Some Loyola graduates go directly into the job market. As you do, keep in mind that a first job is not the same as a "career." For some, such as secondary education minors, you will step right into your chosen profession. Others will take a series of positions early on--some terrific, some less so--all giving you a toehold on the job market. Your goal is to gain experience in the workplace, perhaps in multiple fields, and use that as a stepping stone toward your goal. And the process itself might be an opportunity to figure out where you want to end up as you discover opportunities, niches, talents, and passions. At this stage as you near graduation, your task is to create a resume that showcases your skills in clear writing, clear thinking, and analytical smarts for a marketplace hungry for such training.


  • Career Center: A hub for job listings and related resources. College Center W002, x2232, https://inside.loyola.edu/thecareercenter
  • Writing Center: Assistance with job market documents such as cover letters and resumes. Jenkins 011, x5415.
  • Alumni mentors: The Career Center maintains a list of graduates who have agreed to serve as mentors. You might also find such mentors through other informal networks.
  • Career Seminar for Humanities Majors: Watch for announcements about the annual workshop put on by the Career Center in the spring. This covers nuts-and-bolts issues of the job search, including how to create job market materials (resume, etc.).

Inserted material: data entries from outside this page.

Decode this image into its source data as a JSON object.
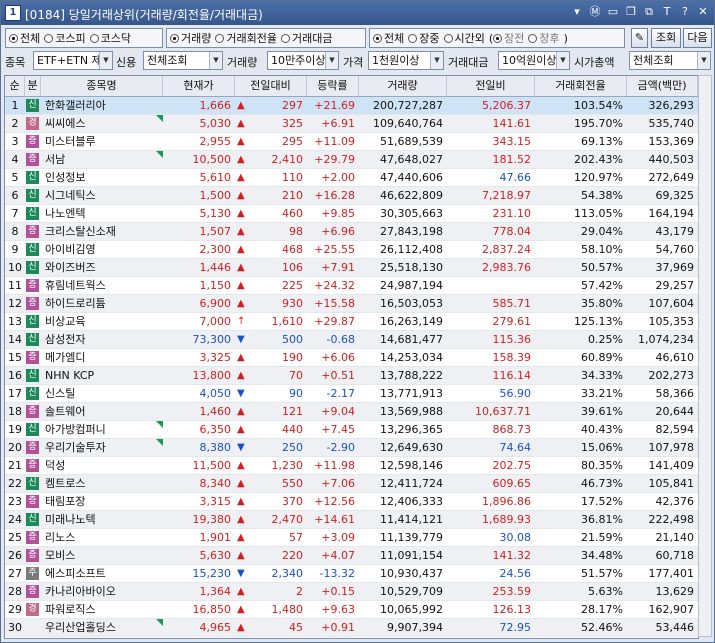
{
  "window": {
    "num": "1",
    "title": "[0184] 당일거래상위(거래량/회전율/거래대금)"
  },
  "titlebar_icons": [
    "arrow-down-icon",
    "m-icon",
    "window-icon",
    "restore-icon",
    "copy-icon",
    "T",
    "?",
    "close-icon"
  ],
  "filters": {
    "market": [
      "전체",
      "코스피",
      "코스닥"
    ],
    "market_sel": 0,
    "sort": [
      "거래량",
      "거래회전율",
      "거래대금"
    ],
    "sort_sel": 0,
    "session": [
      "전체",
      "장중",
      "시간외"
    ],
    "session_sel": 0,
    "session_sub": [
      "장전",
      "장후"
    ],
    "session_sub_sel": 0,
    "btn_query": "조회",
    "btn_next": "다음"
  },
  "row2": {
    "item_label": "종목",
    "item_value": "ETF+ETN 제",
    "credit_label": "신용",
    "credit_value": "전체조회",
    "volume_label": "거래량",
    "volume_value": "10만주이상",
    "price_label": "가격",
    "price_value": "1천원이상",
    "amount_label": "거래대금",
    "amount_value": "10억원이상",
    "cap_label": "시가총액",
    "cap_value": "전체조회"
  },
  "columns": [
    "순위",
    "분",
    "종목명",
    "현재가",
    "전일대비",
    "등락률",
    "거래량",
    "전일비",
    "거래회전율",
    "금액(백만)"
  ],
  "rows": [
    {
      "rank": "1",
      "type": "신",
      "name": "한화갤러리아",
      "price": "1,666",
      "dir": "up",
      "change": "297",
      "rate": "+21.69",
      "volume": "200,727,287",
      "prev": "5,206.37",
      "turnover": "103.54%",
      "amount": "326,293",
      "flag": false
    },
    {
      "rank": "2",
      "type": "경",
      "name": "씨씨에스",
      "price": "5,030",
      "dir": "up",
      "change": "325",
      "rate": "+6.91",
      "volume": "109,640,764",
      "prev": "141.61",
      "turnover": "195.70%",
      "amount": "535,740",
      "flag": true
    },
    {
      "rank": "3",
      "type": "증",
      "name": "미스터블루",
      "price": "2,955",
      "dir": "up",
      "change": "295",
      "rate": "+11.09",
      "volume": "51,689,539",
      "prev": "343.15",
      "turnover": "69.13%",
      "amount": "153,369",
      "flag": false
    },
    {
      "rank": "4",
      "type": "증",
      "name": "서남",
      "price": "10,500",
      "dir": "up",
      "change": "2,410",
      "rate": "+29.79",
      "volume": "47,648,027",
      "prev": "181.52",
      "turnover": "202.43%",
      "amount": "440,503",
      "flag": true
    },
    {
      "rank": "5",
      "type": "신",
      "name": "인성정보",
      "price": "5,610",
      "dir": "up",
      "change": "110",
      "rate": "+2.00",
      "volume": "47,440,606",
      "prev": "47.66",
      "turnover": "120.97%",
      "amount": "272,649",
      "flag": false
    },
    {
      "rank": "6",
      "type": "신",
      "name": "시그네틱스",
      "price": "1,500",
      "dir": "up",
      "change": "210",
      "rate": "+16.28",
      "volume": "46,622,809",
      "prev": "7,218.97",
      "turnover": "54.38%",
      "amount": "69,325",
      "flag": false
    },
    {
      "rank": "7",
      "type": "신",
      "name": "나노엔텍",
      "price": "5,130",
      "dir": "up",
      "change": "460",
      "rate": "+9.85",
      "volume": "30,305,663",
      "prev": "231.10",
      "turnover": "113.05%",
      "amount": "164,194",
      "flag": false
    },
    {
      "rank": "8",
      "type": "증",
      "name": "크리스탈신소재",
      "price": "1,507",
      "dir": "up",
      "change": "98",
      "rate": "+6.96",
      "volume": "27,843,198",
      "prev": "778.04",
      "turnover": "29.04%",
      "amount": "43,179",
      "flag": false
    },
    {
      "rank": "9",
      "type": "신",
      "name": "아이비김영",
      "price": "2,300",
      "dir": "up",
      "change": "468",
      "rate": "+25.55",
      "volume": "26,112,408",
      "prev": "2,837.24",
      "turnover": "58.10%",
      "amount": "54,760",
      "flag": false
    },
    {
      "rank": "10",
      "type": "신",
      "name": "와이즈버즈",
      "price": "1,446",
      "dir": "up",
      "change": "106",
      "rate": "+7.91",
      "volume": "25,518,130",
      "prev": "2,983.76",
      "turnover": "50.57%",
      "amount": "37,969",
      "flag": false
    },
    {
      "rank": "11",
      "type": "증",
      "name": "휴림네트웍스",
      "price": "1,150",
      "dir": "up",
      "change": "225",
      "rate": "+24.32",
      "volume": "24,987,194",
      "prev": "",
      "turnover": "57.42%",
      "amount": "29,257",
      "flag": false
    },
    {
      "rank": "12",
      "type": "증",
      "name": "하이드로리튬",
      "price": "6,900",
      "dir": "up",
      "change": "930",
      "rate": "+15.58",
      "volume": "16,503,053",
      "prev": "585.71",
      "turnover": "35.80%",
      "amount": "107,604",
      "flag": false
    },
    {
      "rank": "13",
      "type": "신",
      "name": "비상교육",
      "price": "7,000",
      "dir": "limit",
      "change": "1,610",
      "rate": "+29.87",
      "volume": "16,263,149",
      "prev": "279.61",
      "turnover": "125.13%",
      "amount": "105,353",
      "flag": false
    },
    {
      "rank": "14",
      "type": "신",
      "name": "삼성전자",
      "price": "73,300",
      "dir": "dn",
      "change": "500",
      "rate": "-0.68",
      "volume": "14,681,477",
      "prev": "115.36",
      "turnover": "0.25%",
      "amount": "1,074,234",
      "flag": false
    },
    {
      "rank": "15",
      "type": "증",
      "name": "메가엠디",
      "price": "3,325",
      "dir": "up",
      "change": "190",
      "rate": "+6.06",
      "volume": "14,253,034",
      "prev": "158.39",
      "turnover": "60.89%",
      "amount": "46,610",
      "flag": false
    },
    {
      "rank": "16",
      "type": "신",
      "name": "NHN KCP",
      "price": "13,800",
      "dir": "up",
      "change": "70",
      "rate": "+0.51",
      "volume": "13,788,222",
      "prev": "116.14",
      "turnover": "34.33%",
      "amount": "202,273",
      "flag": false
    },
    {
      "rank": "17",
      "type": "신",
      "name": "신스틸",
      "price": "4,050",
      "dir": "dn",
      "change": "90",
      "rate": "-2.17",
      "volume": "13,771,913",
      "prev": "56.90",
      "turnover": "33.21%",
      "amount": "58,366",
      "flag": false
    },
    {
      "rank": "18",
      "type": "증",
      "name": "솔트웨어",
      "price": "1,460",
      "dir": "up",
      "change": "121",
      "rate": "+9.04",
      "volume": "13,569,988",
      "prev": "10,637.71",
      "turnover": "39.61%",
      "amount": "20,644",
      "flag": false
    },
    {
      "rank": "19",
      "type": "신",
      "name": "아가방컴퍼니",
      "price": "6,350",
      "dir": "up",
      "change": "440",
      "rate": "+7.45",
      "volume": "13,296,365",
      "prev": "868.73",
      "turnover": "40.43%",
      "amount": "82,594",
      "flag": true
    },
    {
      "rank": "20",
      "type": "증",
      "name": "우리기술투자",
      "price": "8,380",
      "dir": "dn",
      "change": "250",
      "rate": "-2.90",
      "volume": "12,649,630",
      "prev": "74.64",
      "turnover": "15.06%",
      "amount": "107,978",
      "flag": true
    },
    {
      "rank": "21",
      "type": "증",
      "name": "덕성",
      "price": "11,500",
      "dir": "up",
      "change": "1,230",
      "rate": "+11.98",
      "volume": "12,598,146",
      "prev": "202.75",
      "turnover": "80.35%",
      "amount": "141,409",
      "flag": false
    },
    {
      "rank": "22",
      "type": "신",
      "name": "켐트로스",
      "price": "8,340",
      "dir": "up",
      "change": "550",
      "rate": "+7.06",
      "volume": "12,411,724",
      "prev": "609.65",
      "turnover": "46.73%",
      "amount": "105,841",
      "flag": false
    },
    {
      "rank": "23",
      "type": "증",
      "name": "태림포장",
      "price": "3,315",
      "dir": "up",
      "change": "370",
      "rate": "+12.56",
      "volume": "12,406,333",
      "prev": "1,896.86",
      "turnover": "17.52%",
      "amount": "42,376",
      "flag": false
    },
    {
      "rank": "24",
      "type": "신",
      "name": "미래나노텍",
      "price": "19,380",
      "dir": "up",
      "change": "2,470",
      "rate": "+14.61",
      "volume": "11,414,121",
      "prev": "1,689.93",
      "turnover": "36.81%",
      "amount": "222,498",
      "flag": false
    },
    {
      "rank": "25",
      "type": "증",
      "name": "리노스",
      "price": "1,901",
      "dir": "up",
      "change": "57",
      "rate": "+3.09",
      "volume": "11,139,779",
      "prev": "30.08",
      "turnover": "21.59%",
      "amount": "21,140",
      "flag": false
    },
    {
      "rank": "26",
      "type": "증",
      "name": "모비스",
      "price": "5,630",
      "dir": "up",
      "change": "220",
      "rate": "+4.07",
      "volume": "11,091,154",
      "prev": "141.32",
      "turnover": "34.48%",
      "amount": "60,718",
      "flag": false
    },
    {
      "rank": "27",
      "type": "주",
      "name": "에스피소프트",
      "price": "15,230",
      "dir": "dn",
      "change": "2,340",
      "rate": "-13.32",
      "volume": "10,930,437",
      "prev": "24.56",
      "turnover": "51.57%",
      "amount": "177,401",
      "flag": false
    },
    {
      "rank": "28",
      "type": "증",
      "name": "카나리아바이오",
      "price": "1,364",
      "dir": "up",
      "change": "2",
      "rate": "+0.15",
      "volume": "10,529,709",
      "prev": "253.59",
      "turnover": "5.63%",
      "amount": "13,629",
      "flag": false
    },
    {
      "rank": "29",
      "type": "경",
      "name": "파워로직스",
      "price": "16,850",
      "dir": "up",
      "change": "1,480",
      "rate": "+9.63",
      "volume": "10,065,992",
      "prev": "126.13",
      "turnover": "28.17%",
      "amount": "162,907",
      "flag": false
    },
    {
      "rank": "30",
      "type": "",
      "name": "우리산업홀딩스",
      "price": "4,965",
      "dir": "up",
      "change": "45",
      "rate": "+0.91",
      "volume": "9,907,394",
      "prev": "72.95",
      "turnover": "52.46%",
      "amount": "53,446",
      "flag": true
    }
  ],
  "colors": {
    "up": "#d21f1f",
    "down": "#1a50c8",
    "badge_신": "#1d8a5a",
    "badge_증": "#b0519a",
    "badge_경": "#c06a8a",
    "badge_주": "#7a7a7a",
    "selected_row": "#cfe3f6"
  }
}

  • Spring alumni panel: Watch for announcement about a panel discussion with Loyola English alumni about their experiences navigating the job market after Loyola.
  • Internships